FLINT, Mich. — On Friday, Tim Slottow, the University’s executive vice president and chief financial officer, announced that the institution’s endowment reached an all-time high of $8.4 billion in fiscal year 2013, which ended on June 30.
The endowment grew from $7.7 billion to $8.4 billion over the fiscal year with an annualized investment return of 10.75 percent. Its highest value previously was $7.8 billion in fiscal year 2011.
The endowment is the second largest in the nation for public universities and the seventh largest among all universities in the U.S., according to findings by the National Association of College and University Business Officers and the Commonfund. Over the past 13 years, the endowment has increased from the fiscal year of 2000’s total of $3.5 billion — attributable to both significant fundraising efforts and investment strategy.
However, the University’s endowment on a per-student basis ranks 101st — lower than most top-tier private universities with much smaller student bodies than the university.
L. Erik Lundberg, the University’s chief investment officer, said in an interview he estimates that new donations to the endowment accounted for about $200 million of the increase in the 2013 fiscal year.
The University holds a 10-year annualized investment return of 10.2 percent. When the investment office was established 14 years ago, the endowment had an annualized rate of return of 9.6 percent. The University’s total cash and investments reached $10 billion for the first time as of June 30, according to the University’s annual investment report.
The distributions from the endowment help fund a host of programs, scholarships and professorships at the University — totaling $276 million in outlays for the 2013 fiscal year — a slight increase from the previous year’s $270 million spending. However, the vast majority of the endowment cannot be used for general fund and operational purposes since most of it is restricted by the donor’s original intention for their contribution.
The endowment earmarks nearly 25 percent of its funds for the University of Michigan Health System and another 20 percent for student support and financial aid. In a press release, Slottow said the 20 percent reserved for student aid has reached $1.7 billion.

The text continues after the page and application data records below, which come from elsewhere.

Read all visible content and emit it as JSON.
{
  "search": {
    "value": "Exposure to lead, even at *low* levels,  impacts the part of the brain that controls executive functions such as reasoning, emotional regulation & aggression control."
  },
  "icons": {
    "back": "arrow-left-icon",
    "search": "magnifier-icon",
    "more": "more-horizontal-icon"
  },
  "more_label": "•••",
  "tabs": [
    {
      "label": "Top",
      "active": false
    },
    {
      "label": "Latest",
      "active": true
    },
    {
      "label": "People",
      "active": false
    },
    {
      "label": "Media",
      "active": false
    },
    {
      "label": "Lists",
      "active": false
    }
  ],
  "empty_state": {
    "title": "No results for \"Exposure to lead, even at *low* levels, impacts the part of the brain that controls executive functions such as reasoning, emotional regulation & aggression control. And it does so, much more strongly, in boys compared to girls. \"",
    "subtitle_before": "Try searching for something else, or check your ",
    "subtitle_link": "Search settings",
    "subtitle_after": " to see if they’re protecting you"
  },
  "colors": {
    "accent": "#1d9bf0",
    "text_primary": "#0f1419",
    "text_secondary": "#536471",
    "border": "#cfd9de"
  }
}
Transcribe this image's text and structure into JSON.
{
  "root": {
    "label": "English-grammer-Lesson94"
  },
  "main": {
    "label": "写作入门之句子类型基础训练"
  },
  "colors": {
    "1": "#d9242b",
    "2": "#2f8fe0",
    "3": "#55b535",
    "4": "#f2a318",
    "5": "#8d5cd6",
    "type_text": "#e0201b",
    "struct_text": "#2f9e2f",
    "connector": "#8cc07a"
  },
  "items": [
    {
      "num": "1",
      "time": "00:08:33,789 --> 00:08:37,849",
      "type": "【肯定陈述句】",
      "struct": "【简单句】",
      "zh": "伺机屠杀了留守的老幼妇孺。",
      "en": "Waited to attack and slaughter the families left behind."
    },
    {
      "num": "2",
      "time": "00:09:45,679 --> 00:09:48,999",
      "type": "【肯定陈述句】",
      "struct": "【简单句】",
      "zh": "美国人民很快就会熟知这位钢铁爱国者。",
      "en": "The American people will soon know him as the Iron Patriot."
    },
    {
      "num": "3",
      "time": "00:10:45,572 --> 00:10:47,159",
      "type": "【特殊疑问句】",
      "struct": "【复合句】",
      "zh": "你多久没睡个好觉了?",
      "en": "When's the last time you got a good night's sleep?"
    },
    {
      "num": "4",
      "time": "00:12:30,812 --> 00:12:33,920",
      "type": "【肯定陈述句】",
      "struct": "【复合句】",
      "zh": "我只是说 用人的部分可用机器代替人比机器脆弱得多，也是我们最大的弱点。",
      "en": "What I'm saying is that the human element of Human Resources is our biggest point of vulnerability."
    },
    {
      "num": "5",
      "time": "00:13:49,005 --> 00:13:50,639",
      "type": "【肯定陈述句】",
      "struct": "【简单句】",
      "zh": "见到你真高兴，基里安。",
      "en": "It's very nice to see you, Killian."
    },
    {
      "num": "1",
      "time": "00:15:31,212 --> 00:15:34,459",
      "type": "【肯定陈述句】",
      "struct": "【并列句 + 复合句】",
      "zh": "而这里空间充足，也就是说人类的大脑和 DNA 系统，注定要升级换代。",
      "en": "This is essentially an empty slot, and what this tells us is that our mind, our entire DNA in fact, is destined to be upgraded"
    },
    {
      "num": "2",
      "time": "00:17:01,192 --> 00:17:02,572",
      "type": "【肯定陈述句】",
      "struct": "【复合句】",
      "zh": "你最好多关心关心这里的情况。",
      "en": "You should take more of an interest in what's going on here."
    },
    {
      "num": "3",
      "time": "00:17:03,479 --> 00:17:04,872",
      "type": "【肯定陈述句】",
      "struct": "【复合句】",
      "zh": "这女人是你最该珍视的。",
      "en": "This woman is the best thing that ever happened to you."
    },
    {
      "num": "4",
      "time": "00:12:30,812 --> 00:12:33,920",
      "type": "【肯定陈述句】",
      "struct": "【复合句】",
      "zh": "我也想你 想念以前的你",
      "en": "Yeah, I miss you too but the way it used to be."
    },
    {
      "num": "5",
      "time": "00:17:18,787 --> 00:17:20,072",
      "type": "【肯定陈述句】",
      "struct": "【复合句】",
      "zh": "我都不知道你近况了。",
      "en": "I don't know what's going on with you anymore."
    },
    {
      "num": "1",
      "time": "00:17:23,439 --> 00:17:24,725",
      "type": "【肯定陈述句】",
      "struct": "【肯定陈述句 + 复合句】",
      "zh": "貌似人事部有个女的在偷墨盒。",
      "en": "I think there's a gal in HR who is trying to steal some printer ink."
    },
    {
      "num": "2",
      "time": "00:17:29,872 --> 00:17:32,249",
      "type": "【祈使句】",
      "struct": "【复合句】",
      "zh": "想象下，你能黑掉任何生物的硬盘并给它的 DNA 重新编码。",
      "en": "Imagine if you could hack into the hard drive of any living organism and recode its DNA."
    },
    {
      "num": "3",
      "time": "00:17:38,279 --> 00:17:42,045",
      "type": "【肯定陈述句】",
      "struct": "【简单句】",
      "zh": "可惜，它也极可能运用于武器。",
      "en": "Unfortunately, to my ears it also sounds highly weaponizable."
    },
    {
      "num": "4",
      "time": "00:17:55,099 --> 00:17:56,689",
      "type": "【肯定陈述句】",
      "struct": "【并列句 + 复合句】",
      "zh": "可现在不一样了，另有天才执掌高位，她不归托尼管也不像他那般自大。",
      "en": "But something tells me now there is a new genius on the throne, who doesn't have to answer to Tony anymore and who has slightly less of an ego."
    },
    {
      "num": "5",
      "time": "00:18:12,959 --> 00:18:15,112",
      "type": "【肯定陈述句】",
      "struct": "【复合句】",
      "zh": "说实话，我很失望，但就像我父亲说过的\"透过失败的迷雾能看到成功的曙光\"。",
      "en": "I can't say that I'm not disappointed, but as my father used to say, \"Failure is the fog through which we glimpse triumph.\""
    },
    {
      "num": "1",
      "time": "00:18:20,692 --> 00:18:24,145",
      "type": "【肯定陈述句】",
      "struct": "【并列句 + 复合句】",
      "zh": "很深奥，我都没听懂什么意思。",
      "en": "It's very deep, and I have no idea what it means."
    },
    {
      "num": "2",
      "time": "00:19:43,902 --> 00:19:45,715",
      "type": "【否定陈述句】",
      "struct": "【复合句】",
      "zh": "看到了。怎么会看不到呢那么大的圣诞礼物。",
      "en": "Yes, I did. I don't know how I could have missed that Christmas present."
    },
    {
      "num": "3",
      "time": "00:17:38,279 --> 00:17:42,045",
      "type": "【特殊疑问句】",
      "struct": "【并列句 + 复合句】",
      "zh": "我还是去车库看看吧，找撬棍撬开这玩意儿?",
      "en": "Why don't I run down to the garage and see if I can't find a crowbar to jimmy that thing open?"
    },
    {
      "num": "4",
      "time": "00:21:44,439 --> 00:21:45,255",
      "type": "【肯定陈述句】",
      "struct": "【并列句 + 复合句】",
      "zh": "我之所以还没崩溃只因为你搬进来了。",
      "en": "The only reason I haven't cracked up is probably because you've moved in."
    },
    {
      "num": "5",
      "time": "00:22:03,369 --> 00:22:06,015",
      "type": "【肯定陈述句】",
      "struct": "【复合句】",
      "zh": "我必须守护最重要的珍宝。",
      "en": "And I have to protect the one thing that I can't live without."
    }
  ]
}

In terms of what is actually withdrawn annually from the endowment’s total vaue, the University averages the value of the endowment over the past seven years then withdraws 4.5 percent of the average for use each year — allowing for more consistent cash flows and protecting the principal from market volatility. By basing its spending on the average market value instead of the current market value, the University can better stabilize distributions each year — ensuring that programs won’t have a windfall one year and nothing the next.
In an interview after the meeting, Lundberg said the endowment report reflects a changing financial climate, as the nation begins to inch out of the recession.
“Our changes tend to be gradual, but right now they tend to reflect that we’ve been recovering from the financial crisis and that the environment is normalizing,” Lundberg said.
The University’s endowment portfolio also includes a small program that invests in faculty entrepreneurs called Michigan Investment in New Technology. The program was first introduced by University President Mary Sue Coleman in October 2011.
“There’s been great reception by the entrepreneurs and we’re very excited about the ability to support our own businesses,” Lundberg said. By July of this year, the University had funded seven startups.
Lundberg said the initiative is in its early stages and the investments will take time to mature.
In a July interview, Rafael Castilla, the University’s investment risk management director, said the University will likely hold on to these investments for at least a decade.
“We have generally a very long-term horizon,” he said. “We hope there’s going to be a return, but we’re in no rush to sell as soon as possible.”
In their conclusion to the report, Lundberg and Slottow wrote that the University’s long-term investment strategy is sufficient for success in the future.
“Financial markets appear to be normalizing with greater distance from the financial crisis which should be rewarding for a globally diversified investment program,” Slottow and Lundberg wrote. “We remain confident in our investment strategy and the endowment’s ability to continue to provide support.”
The last decline in the University’s budget came in 2012, with the endowment’s total value falling by 0.5 percent — marking the first time the endowment decreased in value since 2009. The 2009 downturn was caused by the 2008 financial crisis and succeeding recession.
— Daily News Editor Peter Shahin contributed reporting.